Cameron Mizell & Charlie Rauh: Local Folklore

In duo with folk and roots guitarist Rauh, Mizell further explores the highways, byways and memories of old America


Describing guitarist and producer Cameron Mizell (b. 1980) as a thoughtful player hardly begins to do his work justice. Fluent in a variety of genres, from jazz to rock, bluegrass and funk, he always seems to resist any temptation to overplay.

When I reviewed his 2016 set Negative Spaces I detected a special affinity for the broad spectrum of Americana. Echoes of Frisell, Scofield and Metheny brushed against a fresh and uncluttered approach to composition, each piece deliberately weighted and stripped of all superfluity.

Local Folklore is Mizell’s second duo with acclaimed folk and roots guitarist Charlie Rauh, and it further teases out that golden thread of Americana. While the sonic palette is very different to the edgy urban jazz of Negative Spaces, this music shares the same clarity of purpose. Save for Mizell’s sparing use of atmospheric reverb and delay it is entirely acoustic, the pervading air that of a relaxed, intimate parlour recital.

As the album opens with Mizell’s bright title track the listener is instantly placed within an imaginary landscape full of tall skies and expanses of swaying wheat. Mizell’s widescreen soundscapes are generally quite different in character to Rauh’s sepia-toned vignettes, a contrast that becomes clear as early as the second track, Petey & Kyle. One of four pieces inspired by the Virginian scenes and characters from an as yet unfinished novel by his sister Christina Rauh Fishburne, the pieces deal with heavier themes of trauma and loss, and offer a welcome sense of chiaroscuro.

Elsewhere the languid downhome charms of Old Sardis Road are as warm as they’re sincere. Acoustic and electric guitars chime in perfect unison on Mizell’s Metheny-esque ballad On Sundays I Walk Alone, and it’s by some distance the most hummable piece of the set. A Forgiving Sort Of Place is the shortest and most wistful of Rauh’s four vignettes, while Arolen, inspired by his childhood summers in rural Alabama, carries an inescapable sense of yearning for times past.

A charming set which is as likely to appeal to scholars of Americana as to the jazz cognoscenti, Local Folklore draws considerable strength from the artists’ close rapport and unshakeable commitment to understated virtuosity.

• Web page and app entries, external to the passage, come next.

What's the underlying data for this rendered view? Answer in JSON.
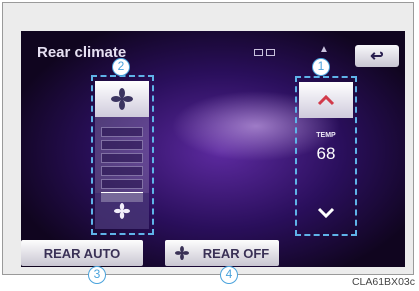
{
  "screen": {
    "title": "Rear climate",
    "back_label": "↩"
  },
  "fan": {
    "up_icon": "fan-large-icon",
    "down_icon": "fan-small-icon",
    "level": 1,
    "max_level": 6
  },
  "temp": {
    "label": "TEMP",
    "value": "68",
    "up_icon": "chevron-up-icon",
    "down_icon": "chevron-down-icon"
  },
  "buttons": {
    "rear_auto": "REAR AUTO",
    "rear_off": "REAR OFF"
  },
  "callouts": [
    "1",
    "2",
    "3",
    "4"
  ],
  "figure_code": "CLA61BX03c",
  "colors": {
    "callout": "#4aa3dc",
    "screen_bg": "#2a0f5c"
  }
}
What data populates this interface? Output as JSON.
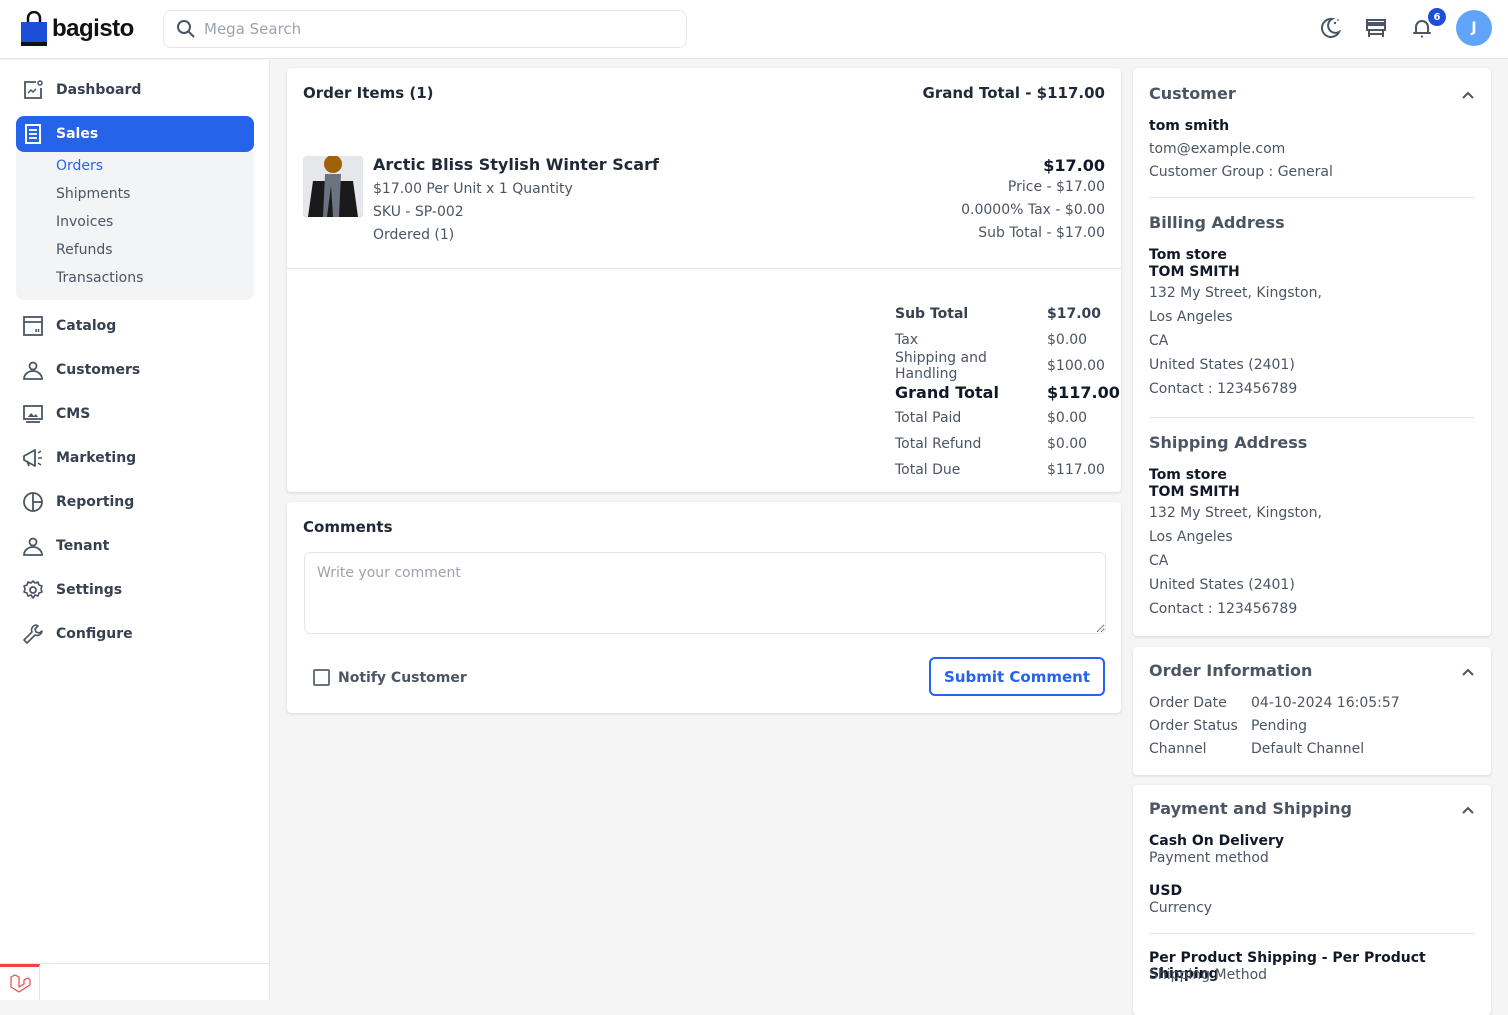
{
  "app": {
    "brand": "bagisto"
  },
  "header": {
    "search_placeholder": "Mega Search",
    "notification_count": "6",
    "avatar_initial": "J"
  },
  "sidebar": {
    "items": [
      {
        "label": "Dashboard",
        "icon": "dashboard-icon"
      },
      {
        "label": "Sales",
        "icon": "sales-icon",
        "active": true
      },
      {
        "label": "Catalog",
        "icon": "catalog-icon"
      },
      {
        "label": "Customers",
        "icon": "customers-icon"
      },
      {
        "label": "CMS",
        "icon": "cms-icon"
      },
      {
        "label": "Marketing",
        "icon": "marketing-icon"
      },
      {
        "label": "Reporting",
        "icon": "reporting-icon"
      },
      {
        "label": "Tenant",
        "icon": "tenant-icon"
      },
      {
        "label": "Settings",
        "icon": "settings-icon"
      },
      {
        "label": "Configure",
        "icon": "configure-icon"
      }
    ],
    "sales_sub": [
      "Orders",
      "Shipments",
      "Invoices",
      "Refunds",
      "Transactions"
    ],
    "active_sub": "Orders"
  },
  "order_items": {
    "title": "Order Items (1)",
    "grand_total_label": "Grand Total - $117.00",
    "item": {
      "name": "Arctic Bliss Stylish Winter Scarf",
      "per_unit": "$17.00 Per Unit x 1 Quantity",
      "sku": "SKU - SP-002",
      "ordered": "Ordered (1)",
      "total": "$17.00",
      "price": "Price - $17.00",
      "tax": "0.0000% Tax - $0.00",
      "sub_total": "Sub Total - $17.00"
    },
    "summary": [
      {
        "label": "Sub Total",
        "value": "$17.00",
        "style": "bold"
      },
      {
        "label": "Tax",
        "value": "$0.00"
      },
      {
        "label": "Shipping and Handling",
        "value": "$100.00"
      },
      {
        "label": "Grand Total",
        "value": "$117.00",
        "style": "big"
      },
      {
        "label": "Total Paid",
        "value": "$0.00"
      },
      {
        "label": "Total Refund",
        "value": "$0.00"
      },
      {
        "label": "Total Due",
        "value": "$117.00"
      }
    ]
  },
  "comments": {
    "title": "Comments",
    "placeholder": "Write your comment",
    "notify_label": "Notify Customer",
    "submit_label": "Submit Comment"
  },
  "customer": {
    "title": "Customer",
    "name": "tom smith",
    "email": "tom@example.com",
    "group": "Customer Group : General"
  },
  "billing": {
    "title": "Billing Address",
    "company": "Tom store",
    "name": "TOM SMITH",
    "street": "132 My Street, Kingston,",
    "city": "Los Angeles",
    "state": "CA",
    "country": "United States (2401)",
    "contact": "Contact : 123456789"
  },
  "shipping": {
    "title": "Shipping Address",
    "company": "Tom store",
    "name": "TOM SMITH",
    "street": "132 My Street, Kingston,",
    "city": "Los Angeles",
    "state": "CA",
    "country": "United States (2401)",
    "contact": "Contact : 123456789"
  },
  "order_info": {
    "title": "Order Information",
    "rows": [
      {
        "label": "Order Date",
        "value": "04-10-2024 16:05:57"
      },
      {
        "label": "Order Status",
        "value": "Pending"
      },
      {
        "label": "Channel",
        "value": "Default Channel"
      }
    ]
  },
  "payment": {
    "title": "Payment and Shipping",
    "method": "Cash On Delivery",
    "method_label": "Payment method",
    "currency": "USD",
    "currency_label": "Currency",
    "shipping_method": "Per Product Shipping - Per Product Shipping",
    "shipping_method_label": "Shipping Method"
  },
  "colors": {
    "accent": "#2563eb",
    "avatar": "#60a5fa",
    "badge": "#1d4ed8"
  }
}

Local Folklore; Petey & Kyle; Old Sardis Road; Jed’s Theme; A Forgiving Sort Of Place; Rita’s Theme; Greenwood Waltz; Arolen; A Single Cloth; On Sundays I Walk Alone (48.00)
Mizell (elg, g); Rauh (g). Brooklyn, NY, November 2020 to July 2021.
Destiny Records DR-0040